EXCERPTED RECORDS:
·····

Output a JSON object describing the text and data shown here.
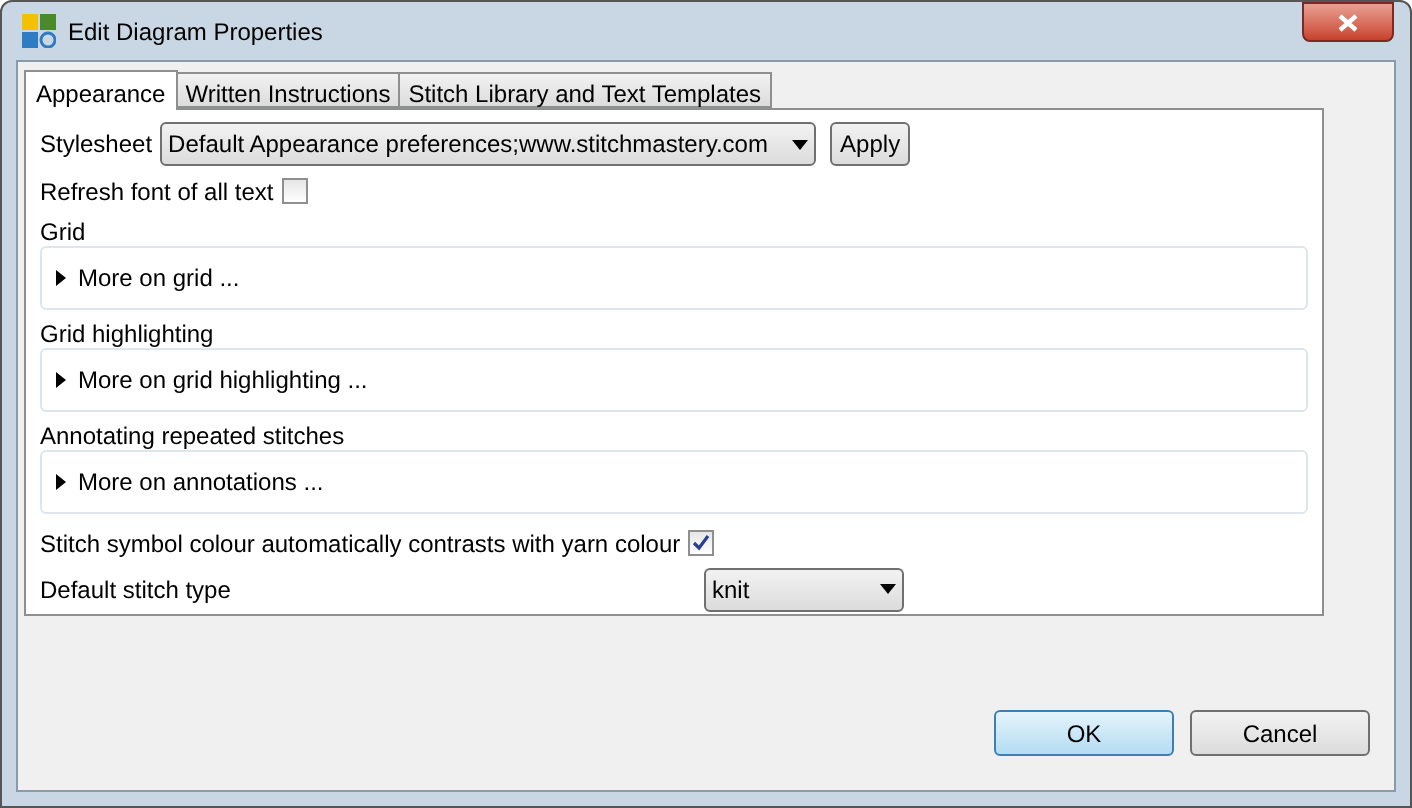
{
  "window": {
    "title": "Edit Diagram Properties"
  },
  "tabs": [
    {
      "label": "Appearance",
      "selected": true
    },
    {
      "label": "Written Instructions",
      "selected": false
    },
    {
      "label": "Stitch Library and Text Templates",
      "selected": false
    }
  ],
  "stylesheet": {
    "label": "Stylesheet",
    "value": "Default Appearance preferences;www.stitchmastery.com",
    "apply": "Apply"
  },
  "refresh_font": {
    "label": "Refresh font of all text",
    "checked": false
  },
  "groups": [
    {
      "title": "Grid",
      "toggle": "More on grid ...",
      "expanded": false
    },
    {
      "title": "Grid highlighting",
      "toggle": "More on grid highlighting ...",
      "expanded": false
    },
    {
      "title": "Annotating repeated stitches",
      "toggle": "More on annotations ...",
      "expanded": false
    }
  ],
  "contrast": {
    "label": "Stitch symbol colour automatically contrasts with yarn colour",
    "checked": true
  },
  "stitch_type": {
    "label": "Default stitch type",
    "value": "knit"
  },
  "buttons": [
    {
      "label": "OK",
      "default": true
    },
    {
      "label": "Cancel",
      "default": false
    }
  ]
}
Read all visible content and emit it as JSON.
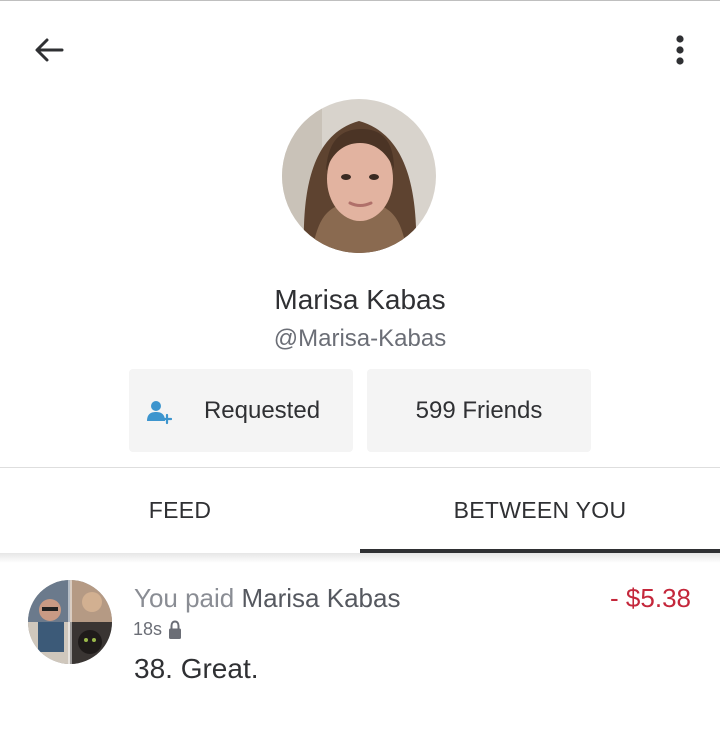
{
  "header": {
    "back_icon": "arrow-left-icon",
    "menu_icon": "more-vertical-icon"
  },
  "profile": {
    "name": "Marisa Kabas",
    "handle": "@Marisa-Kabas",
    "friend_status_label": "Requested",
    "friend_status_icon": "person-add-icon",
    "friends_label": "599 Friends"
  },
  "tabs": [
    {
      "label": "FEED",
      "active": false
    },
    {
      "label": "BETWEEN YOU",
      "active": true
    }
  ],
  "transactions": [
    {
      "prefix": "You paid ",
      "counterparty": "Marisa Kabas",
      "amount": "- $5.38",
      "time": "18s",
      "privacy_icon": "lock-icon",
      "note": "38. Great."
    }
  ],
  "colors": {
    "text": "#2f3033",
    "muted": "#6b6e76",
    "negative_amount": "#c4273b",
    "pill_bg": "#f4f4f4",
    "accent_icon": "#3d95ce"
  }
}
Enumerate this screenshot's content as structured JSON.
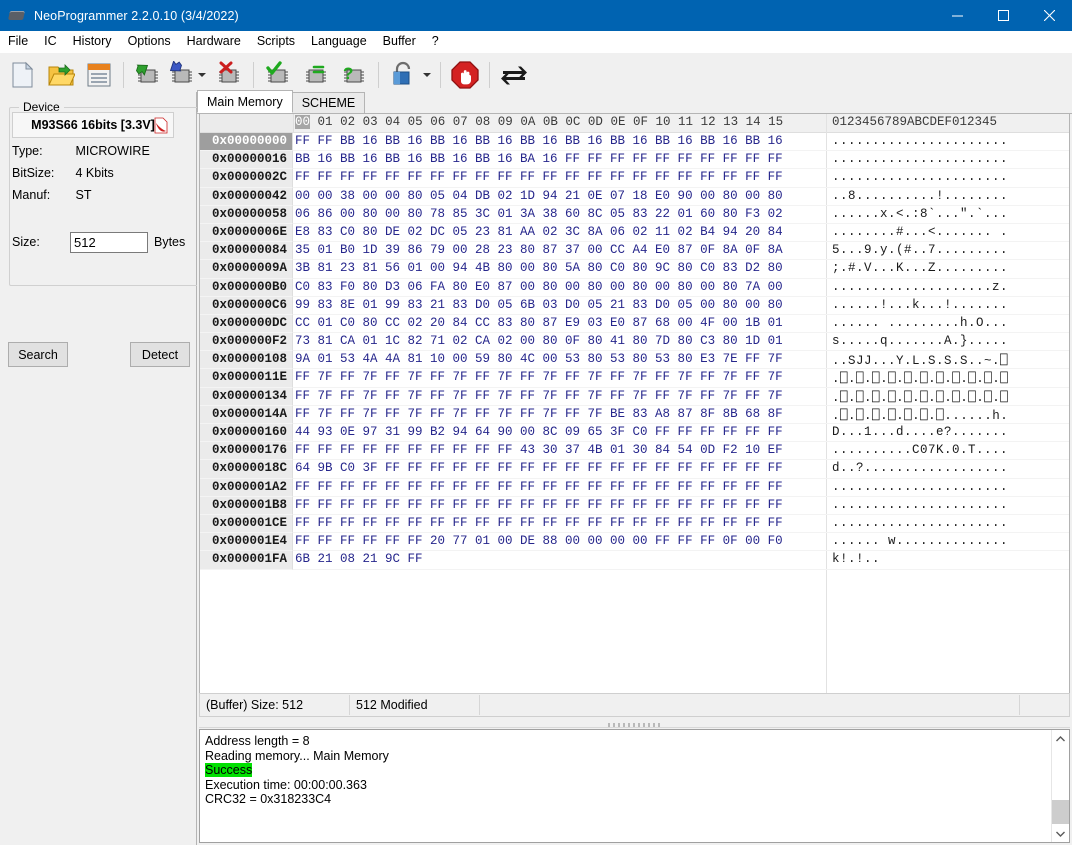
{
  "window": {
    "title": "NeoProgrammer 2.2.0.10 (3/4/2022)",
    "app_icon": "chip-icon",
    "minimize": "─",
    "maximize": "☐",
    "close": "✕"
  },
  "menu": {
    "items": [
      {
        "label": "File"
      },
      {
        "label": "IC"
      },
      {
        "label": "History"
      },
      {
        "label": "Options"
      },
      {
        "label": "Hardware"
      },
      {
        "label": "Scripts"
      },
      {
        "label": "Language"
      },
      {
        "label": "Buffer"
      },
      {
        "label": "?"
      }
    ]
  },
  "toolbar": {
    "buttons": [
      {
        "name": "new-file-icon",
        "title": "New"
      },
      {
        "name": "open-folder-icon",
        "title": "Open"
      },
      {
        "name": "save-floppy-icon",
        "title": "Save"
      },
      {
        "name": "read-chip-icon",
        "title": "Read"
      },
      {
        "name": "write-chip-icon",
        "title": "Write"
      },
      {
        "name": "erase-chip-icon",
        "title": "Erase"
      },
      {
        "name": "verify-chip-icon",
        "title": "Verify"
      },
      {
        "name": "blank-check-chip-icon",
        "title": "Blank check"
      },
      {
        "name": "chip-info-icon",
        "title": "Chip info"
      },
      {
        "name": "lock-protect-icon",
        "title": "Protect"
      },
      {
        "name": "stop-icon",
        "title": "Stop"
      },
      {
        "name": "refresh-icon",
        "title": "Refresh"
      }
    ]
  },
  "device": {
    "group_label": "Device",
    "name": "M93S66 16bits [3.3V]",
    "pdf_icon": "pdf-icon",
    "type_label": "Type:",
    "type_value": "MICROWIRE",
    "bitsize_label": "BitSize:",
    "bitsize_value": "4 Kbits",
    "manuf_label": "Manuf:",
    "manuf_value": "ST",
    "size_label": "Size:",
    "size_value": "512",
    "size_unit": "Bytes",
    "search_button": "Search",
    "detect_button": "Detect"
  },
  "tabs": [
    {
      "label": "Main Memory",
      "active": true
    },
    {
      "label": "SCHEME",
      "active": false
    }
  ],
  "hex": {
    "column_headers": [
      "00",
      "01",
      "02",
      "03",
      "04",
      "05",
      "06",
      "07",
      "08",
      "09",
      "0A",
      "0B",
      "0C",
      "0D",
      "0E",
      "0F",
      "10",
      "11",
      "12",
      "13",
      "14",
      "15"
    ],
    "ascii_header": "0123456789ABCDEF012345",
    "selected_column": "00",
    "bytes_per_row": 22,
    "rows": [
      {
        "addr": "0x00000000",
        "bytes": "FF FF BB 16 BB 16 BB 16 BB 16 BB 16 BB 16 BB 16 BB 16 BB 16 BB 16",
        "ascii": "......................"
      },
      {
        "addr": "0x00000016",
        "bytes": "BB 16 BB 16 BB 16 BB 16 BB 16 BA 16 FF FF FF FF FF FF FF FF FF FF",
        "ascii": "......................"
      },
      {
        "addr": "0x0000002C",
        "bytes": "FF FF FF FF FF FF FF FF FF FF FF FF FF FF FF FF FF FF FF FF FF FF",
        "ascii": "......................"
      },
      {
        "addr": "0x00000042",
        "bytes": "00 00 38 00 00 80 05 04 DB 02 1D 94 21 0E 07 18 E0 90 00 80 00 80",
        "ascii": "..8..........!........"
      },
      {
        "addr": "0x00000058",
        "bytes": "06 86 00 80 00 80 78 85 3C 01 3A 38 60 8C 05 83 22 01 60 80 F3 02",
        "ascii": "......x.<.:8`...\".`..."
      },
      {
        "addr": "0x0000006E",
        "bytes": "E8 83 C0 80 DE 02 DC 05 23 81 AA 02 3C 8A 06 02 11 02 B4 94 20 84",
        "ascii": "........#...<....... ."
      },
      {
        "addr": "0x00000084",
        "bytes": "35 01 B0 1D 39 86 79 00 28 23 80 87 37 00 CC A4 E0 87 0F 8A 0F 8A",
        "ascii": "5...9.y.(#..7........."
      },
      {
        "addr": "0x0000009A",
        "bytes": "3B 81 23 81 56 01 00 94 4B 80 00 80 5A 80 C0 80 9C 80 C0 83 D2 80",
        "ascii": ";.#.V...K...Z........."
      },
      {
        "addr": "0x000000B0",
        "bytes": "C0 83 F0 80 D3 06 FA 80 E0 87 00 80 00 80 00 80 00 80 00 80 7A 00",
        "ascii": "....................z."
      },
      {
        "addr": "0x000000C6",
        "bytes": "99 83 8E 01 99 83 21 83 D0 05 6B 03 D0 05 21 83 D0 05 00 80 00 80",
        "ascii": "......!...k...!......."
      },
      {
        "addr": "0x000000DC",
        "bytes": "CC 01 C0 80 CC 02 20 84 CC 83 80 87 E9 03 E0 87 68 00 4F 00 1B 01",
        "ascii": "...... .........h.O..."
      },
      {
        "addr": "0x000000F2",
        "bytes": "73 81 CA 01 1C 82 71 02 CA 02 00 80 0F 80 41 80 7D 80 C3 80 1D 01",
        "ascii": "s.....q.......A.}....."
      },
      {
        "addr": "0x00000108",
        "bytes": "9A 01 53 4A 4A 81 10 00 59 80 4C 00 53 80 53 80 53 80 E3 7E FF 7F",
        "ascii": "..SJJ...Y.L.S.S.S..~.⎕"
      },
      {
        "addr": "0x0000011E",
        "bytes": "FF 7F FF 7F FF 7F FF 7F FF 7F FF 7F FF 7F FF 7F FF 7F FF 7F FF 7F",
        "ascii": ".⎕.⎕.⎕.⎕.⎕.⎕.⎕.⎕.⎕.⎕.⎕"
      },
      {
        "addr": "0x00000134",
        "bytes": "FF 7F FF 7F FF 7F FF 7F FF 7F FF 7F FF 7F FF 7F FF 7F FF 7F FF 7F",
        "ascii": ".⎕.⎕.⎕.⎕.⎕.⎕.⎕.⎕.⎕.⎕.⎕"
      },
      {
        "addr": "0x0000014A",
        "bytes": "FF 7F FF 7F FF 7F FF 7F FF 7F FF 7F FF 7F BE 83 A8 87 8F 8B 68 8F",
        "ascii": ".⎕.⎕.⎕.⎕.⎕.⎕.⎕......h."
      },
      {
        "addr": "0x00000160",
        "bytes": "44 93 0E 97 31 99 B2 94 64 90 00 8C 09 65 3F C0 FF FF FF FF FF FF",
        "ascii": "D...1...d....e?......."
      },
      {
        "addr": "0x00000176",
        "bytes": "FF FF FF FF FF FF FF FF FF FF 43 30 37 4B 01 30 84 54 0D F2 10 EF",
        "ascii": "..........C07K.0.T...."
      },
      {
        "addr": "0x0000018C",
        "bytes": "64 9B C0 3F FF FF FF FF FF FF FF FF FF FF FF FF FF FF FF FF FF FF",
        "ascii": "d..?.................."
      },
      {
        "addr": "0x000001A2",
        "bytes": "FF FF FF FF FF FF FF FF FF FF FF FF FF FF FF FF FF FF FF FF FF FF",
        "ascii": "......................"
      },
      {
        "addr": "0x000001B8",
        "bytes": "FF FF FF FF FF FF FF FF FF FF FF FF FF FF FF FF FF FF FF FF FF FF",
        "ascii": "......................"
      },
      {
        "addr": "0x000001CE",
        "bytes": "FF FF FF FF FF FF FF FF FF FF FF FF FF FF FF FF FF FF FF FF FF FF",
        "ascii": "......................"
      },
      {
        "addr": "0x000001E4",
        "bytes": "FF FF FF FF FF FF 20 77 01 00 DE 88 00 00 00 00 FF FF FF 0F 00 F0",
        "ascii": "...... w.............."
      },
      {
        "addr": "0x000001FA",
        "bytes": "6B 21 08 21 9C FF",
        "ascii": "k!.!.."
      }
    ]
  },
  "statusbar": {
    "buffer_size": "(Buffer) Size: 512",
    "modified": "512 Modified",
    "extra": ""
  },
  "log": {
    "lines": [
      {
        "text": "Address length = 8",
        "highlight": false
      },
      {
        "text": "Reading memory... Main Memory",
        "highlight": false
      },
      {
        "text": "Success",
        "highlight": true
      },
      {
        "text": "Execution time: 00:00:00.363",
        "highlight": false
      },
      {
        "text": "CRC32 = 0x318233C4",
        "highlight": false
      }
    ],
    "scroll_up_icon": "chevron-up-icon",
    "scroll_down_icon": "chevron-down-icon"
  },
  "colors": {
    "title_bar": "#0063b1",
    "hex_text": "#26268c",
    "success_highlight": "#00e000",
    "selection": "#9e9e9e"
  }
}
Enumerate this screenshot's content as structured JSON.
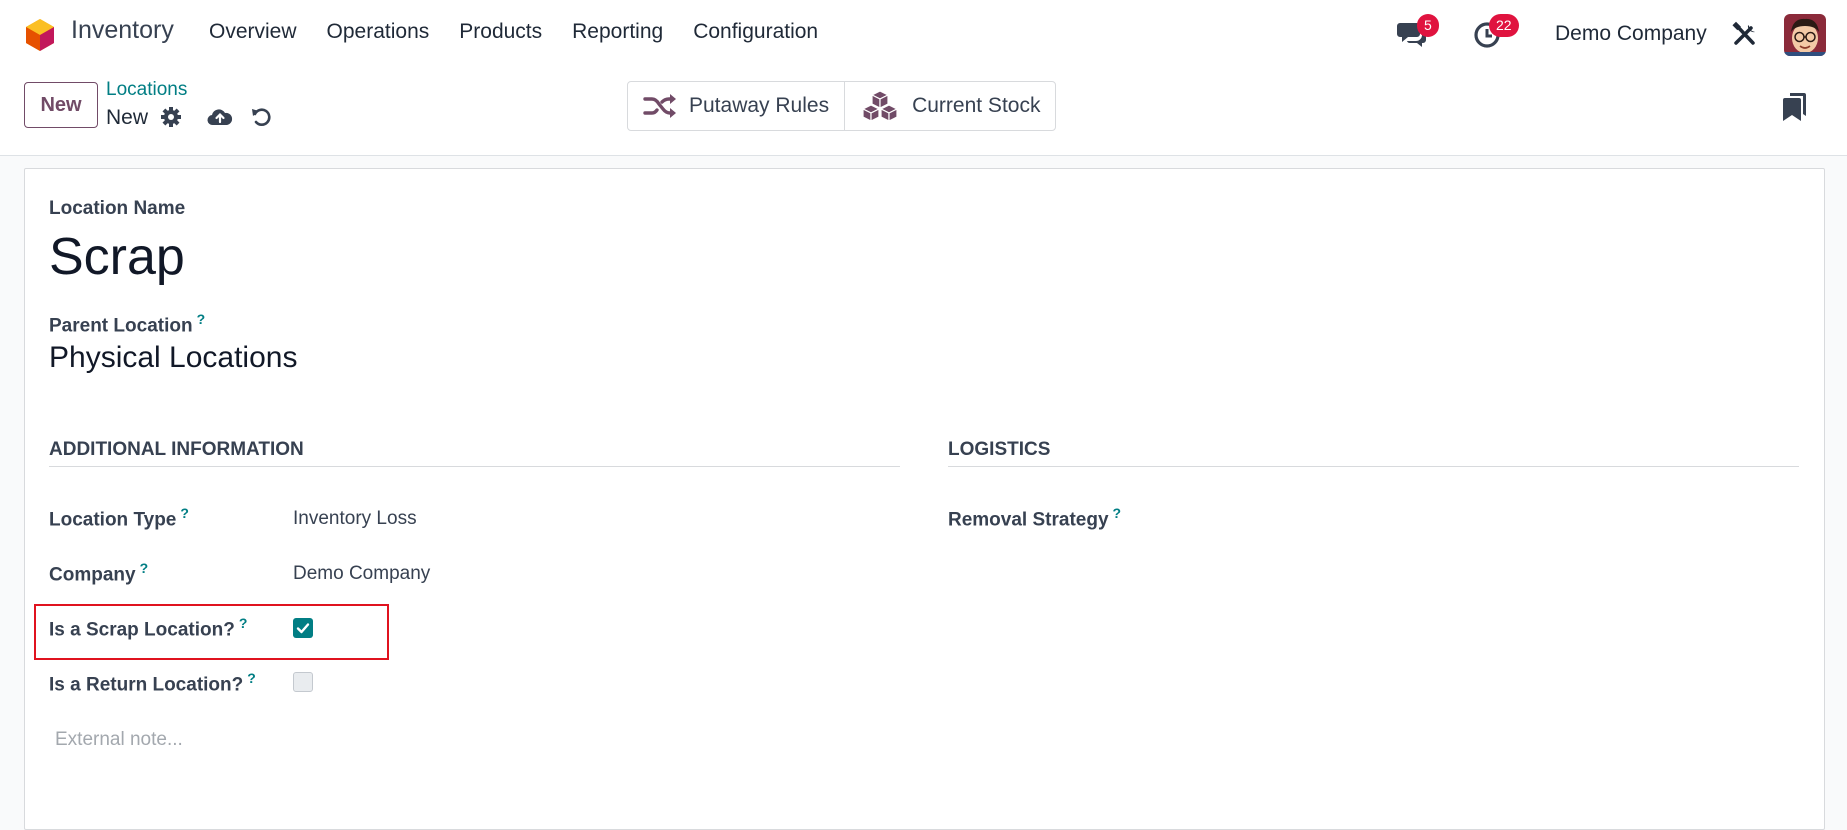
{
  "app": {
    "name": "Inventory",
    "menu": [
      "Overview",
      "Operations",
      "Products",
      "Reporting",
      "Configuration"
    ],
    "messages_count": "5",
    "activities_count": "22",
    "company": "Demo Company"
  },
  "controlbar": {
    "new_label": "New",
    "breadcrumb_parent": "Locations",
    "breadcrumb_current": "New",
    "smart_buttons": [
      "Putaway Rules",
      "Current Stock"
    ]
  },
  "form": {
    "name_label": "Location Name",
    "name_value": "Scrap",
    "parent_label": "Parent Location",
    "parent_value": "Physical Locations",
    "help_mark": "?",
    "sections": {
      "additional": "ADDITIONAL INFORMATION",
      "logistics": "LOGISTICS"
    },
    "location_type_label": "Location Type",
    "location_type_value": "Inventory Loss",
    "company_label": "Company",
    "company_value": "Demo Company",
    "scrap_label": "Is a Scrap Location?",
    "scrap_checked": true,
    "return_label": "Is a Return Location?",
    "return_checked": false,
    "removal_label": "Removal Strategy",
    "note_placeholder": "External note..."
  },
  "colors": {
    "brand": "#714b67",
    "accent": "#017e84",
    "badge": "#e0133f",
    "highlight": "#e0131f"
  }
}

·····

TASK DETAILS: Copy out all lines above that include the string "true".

COMPLETED EXERCISE:
      "selected": true
    "checked": true
      "default": true
      "active": true
      "active": true
        "highlight": true
    "scrap_checked": true,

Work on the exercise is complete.